Supplied records >>
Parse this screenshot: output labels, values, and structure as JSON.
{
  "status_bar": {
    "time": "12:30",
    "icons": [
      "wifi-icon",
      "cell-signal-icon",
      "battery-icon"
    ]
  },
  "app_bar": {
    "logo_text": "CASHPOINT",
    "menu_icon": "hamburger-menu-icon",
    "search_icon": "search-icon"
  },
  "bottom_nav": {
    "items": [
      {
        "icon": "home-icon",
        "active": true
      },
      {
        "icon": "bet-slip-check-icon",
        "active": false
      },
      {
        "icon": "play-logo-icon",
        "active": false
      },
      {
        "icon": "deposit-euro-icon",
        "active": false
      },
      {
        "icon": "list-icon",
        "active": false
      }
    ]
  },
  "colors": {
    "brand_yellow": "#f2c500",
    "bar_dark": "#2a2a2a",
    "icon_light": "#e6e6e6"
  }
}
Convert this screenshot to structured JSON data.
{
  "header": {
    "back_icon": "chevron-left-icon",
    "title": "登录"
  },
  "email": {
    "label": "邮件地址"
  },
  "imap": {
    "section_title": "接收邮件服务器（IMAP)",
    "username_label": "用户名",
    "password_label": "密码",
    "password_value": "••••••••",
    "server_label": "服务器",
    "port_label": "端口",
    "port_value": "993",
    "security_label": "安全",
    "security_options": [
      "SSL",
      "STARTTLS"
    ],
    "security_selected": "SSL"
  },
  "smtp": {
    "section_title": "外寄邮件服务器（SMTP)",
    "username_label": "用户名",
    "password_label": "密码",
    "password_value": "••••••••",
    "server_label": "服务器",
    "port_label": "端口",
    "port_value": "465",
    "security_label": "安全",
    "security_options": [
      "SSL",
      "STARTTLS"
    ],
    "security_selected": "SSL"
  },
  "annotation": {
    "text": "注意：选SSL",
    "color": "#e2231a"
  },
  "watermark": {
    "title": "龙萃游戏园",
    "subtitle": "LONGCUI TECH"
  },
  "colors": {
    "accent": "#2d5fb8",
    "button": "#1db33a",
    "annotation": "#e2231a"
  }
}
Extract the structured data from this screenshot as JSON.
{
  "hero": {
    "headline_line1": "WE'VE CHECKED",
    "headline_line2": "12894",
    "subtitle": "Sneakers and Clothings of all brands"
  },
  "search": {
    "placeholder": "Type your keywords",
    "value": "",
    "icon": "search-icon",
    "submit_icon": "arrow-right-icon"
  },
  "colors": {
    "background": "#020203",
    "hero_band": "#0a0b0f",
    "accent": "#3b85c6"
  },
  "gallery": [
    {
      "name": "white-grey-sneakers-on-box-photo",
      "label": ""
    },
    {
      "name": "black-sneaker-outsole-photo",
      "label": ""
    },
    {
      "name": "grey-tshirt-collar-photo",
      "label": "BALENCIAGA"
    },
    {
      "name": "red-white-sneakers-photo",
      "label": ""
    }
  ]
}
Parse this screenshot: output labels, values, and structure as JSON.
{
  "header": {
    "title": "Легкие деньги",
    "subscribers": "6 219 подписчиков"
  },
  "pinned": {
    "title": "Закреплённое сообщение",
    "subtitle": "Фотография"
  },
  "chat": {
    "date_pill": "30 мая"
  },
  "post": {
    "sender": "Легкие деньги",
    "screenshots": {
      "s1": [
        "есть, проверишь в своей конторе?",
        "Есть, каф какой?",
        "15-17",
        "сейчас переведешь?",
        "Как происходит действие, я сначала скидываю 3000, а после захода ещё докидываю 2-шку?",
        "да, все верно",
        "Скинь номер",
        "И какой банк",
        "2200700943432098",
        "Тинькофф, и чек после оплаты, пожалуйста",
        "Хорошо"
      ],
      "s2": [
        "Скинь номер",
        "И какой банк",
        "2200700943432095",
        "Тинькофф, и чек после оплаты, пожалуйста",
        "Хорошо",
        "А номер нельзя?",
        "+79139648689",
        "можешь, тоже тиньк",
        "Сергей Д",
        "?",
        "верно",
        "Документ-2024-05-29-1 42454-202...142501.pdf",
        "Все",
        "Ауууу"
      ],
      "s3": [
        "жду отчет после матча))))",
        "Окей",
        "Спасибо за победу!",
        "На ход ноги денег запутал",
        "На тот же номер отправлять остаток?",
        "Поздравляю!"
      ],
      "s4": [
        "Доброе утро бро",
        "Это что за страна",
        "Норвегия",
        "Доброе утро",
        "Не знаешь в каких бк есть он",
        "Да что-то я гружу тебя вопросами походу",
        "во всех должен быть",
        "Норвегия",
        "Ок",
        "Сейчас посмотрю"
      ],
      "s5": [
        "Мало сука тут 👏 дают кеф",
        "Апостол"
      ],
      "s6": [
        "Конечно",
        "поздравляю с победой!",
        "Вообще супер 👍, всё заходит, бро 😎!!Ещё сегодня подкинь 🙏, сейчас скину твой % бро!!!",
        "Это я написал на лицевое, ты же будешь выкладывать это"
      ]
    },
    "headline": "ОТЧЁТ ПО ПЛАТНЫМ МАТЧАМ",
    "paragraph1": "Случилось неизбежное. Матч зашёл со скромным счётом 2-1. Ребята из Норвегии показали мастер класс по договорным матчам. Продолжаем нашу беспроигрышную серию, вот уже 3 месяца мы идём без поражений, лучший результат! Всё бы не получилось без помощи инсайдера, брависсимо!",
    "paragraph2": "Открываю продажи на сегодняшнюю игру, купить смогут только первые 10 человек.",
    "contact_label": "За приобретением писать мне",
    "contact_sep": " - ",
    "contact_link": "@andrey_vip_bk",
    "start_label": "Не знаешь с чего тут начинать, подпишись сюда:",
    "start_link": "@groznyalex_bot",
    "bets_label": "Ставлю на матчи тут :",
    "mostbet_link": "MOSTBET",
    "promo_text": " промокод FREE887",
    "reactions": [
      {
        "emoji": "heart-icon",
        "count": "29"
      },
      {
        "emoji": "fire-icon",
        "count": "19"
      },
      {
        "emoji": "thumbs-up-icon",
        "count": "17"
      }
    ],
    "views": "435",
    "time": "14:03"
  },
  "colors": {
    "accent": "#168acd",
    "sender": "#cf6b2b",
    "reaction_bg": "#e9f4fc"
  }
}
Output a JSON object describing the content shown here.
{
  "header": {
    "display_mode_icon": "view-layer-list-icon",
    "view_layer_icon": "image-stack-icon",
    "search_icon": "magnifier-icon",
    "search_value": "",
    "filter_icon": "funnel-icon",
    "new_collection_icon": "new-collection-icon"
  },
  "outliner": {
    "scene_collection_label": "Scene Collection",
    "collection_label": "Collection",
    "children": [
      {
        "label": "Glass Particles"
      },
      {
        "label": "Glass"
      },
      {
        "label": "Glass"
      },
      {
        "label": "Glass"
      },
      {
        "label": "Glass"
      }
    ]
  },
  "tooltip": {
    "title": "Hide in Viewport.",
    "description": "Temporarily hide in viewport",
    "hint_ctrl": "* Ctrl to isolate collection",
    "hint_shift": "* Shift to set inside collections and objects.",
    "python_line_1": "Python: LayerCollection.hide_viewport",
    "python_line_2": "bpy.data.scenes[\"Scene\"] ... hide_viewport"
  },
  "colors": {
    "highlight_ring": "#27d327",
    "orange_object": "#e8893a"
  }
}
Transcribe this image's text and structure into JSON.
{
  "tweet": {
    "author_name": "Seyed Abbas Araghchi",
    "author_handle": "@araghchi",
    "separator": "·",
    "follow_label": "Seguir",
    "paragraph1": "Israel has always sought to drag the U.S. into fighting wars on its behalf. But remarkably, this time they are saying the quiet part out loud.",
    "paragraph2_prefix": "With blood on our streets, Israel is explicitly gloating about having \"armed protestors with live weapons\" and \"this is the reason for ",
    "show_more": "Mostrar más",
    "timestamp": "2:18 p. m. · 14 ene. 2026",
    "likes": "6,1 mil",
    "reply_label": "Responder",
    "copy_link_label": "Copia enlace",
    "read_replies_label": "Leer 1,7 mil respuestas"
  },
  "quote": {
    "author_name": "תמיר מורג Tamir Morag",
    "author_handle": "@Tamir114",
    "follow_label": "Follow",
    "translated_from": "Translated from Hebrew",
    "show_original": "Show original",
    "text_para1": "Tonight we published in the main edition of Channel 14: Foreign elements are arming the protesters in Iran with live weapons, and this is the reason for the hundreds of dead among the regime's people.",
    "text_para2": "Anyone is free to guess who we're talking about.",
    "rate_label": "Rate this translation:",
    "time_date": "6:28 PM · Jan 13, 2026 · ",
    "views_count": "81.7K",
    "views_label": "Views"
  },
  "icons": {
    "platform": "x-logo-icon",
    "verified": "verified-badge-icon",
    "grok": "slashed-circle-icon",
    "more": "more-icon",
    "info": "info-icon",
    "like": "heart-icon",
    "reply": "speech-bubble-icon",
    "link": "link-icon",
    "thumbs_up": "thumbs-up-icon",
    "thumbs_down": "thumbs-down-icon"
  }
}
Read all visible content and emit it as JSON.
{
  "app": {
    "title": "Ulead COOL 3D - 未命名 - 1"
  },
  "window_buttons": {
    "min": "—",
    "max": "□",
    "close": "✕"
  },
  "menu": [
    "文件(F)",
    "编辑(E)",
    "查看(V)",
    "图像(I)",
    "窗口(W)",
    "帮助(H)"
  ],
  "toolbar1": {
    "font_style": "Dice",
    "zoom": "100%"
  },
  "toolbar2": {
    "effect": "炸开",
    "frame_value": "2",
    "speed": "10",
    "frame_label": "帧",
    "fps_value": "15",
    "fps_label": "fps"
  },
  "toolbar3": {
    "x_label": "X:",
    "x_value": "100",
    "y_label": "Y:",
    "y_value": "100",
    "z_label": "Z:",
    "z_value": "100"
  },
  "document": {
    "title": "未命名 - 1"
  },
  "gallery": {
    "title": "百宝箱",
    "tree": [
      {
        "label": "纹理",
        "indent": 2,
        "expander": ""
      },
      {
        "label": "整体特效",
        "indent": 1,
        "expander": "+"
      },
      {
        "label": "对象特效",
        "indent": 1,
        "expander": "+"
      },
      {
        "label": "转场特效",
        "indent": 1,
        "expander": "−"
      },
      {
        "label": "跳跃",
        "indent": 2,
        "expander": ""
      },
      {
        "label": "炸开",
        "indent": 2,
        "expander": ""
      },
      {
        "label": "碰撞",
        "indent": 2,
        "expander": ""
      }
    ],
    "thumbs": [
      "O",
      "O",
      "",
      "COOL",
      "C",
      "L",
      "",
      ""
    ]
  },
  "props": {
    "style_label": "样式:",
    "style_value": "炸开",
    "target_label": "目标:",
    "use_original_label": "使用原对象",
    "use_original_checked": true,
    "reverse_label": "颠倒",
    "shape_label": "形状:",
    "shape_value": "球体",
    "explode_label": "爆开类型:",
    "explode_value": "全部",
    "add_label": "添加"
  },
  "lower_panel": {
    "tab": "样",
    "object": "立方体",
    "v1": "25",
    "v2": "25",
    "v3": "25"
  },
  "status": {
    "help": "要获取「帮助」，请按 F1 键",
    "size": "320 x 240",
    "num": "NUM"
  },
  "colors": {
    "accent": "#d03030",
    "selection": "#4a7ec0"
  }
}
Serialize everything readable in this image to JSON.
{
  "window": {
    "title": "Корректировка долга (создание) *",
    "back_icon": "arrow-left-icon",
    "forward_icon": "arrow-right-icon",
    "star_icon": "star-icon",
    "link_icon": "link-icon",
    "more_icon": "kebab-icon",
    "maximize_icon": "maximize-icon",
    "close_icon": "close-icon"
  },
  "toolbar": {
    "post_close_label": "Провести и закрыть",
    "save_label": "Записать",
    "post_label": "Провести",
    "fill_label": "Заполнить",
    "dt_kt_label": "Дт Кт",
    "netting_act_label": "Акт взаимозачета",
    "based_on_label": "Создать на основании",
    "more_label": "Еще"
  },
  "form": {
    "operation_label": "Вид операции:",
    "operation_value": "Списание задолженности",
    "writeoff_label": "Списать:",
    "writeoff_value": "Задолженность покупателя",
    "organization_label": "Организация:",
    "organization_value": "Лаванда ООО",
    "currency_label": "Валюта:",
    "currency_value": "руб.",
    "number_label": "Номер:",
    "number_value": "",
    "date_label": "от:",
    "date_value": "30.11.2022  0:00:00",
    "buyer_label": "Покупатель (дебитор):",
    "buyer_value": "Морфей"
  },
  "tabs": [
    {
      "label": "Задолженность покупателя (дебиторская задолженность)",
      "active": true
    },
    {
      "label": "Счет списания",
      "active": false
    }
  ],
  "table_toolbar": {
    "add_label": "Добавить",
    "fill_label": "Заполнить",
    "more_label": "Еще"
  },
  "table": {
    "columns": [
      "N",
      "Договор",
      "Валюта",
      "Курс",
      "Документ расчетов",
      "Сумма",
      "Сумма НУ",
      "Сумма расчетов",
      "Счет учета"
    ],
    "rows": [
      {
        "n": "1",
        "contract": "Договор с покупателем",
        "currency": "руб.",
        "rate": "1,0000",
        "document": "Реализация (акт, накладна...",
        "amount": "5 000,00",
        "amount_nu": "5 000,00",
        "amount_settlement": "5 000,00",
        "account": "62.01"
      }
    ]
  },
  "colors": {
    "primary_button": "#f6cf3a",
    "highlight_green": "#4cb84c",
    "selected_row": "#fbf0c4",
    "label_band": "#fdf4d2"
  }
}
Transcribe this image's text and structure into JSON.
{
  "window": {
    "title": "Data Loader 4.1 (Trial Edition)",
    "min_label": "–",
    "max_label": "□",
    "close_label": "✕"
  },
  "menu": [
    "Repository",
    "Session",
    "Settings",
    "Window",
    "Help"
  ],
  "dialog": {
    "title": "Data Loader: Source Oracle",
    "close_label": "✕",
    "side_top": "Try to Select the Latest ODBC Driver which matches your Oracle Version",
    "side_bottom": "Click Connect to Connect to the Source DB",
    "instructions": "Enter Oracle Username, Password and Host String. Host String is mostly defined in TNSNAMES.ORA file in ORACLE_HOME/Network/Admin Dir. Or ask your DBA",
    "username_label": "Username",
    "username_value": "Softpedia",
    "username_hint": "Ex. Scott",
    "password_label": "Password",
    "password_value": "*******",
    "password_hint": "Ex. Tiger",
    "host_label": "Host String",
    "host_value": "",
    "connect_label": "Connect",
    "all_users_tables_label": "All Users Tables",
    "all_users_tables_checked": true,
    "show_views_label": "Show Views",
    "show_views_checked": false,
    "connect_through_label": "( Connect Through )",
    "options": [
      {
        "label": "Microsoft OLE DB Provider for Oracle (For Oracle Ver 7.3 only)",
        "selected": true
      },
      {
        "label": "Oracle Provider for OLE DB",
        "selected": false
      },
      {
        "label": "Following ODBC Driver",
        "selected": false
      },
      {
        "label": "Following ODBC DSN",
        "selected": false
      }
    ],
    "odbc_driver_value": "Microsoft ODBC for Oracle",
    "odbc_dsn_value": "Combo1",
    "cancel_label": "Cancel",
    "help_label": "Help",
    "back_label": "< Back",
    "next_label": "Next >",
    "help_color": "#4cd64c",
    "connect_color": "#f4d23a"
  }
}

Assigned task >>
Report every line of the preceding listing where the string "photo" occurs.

Written response >>
      "name": "white-grey-sneakers-on-box-photo",
      "name": "black-sneaker-outsole-photo",
      "name": "grey-tshirt-collar-photo",
      "name": "red-white-sneakers-photo",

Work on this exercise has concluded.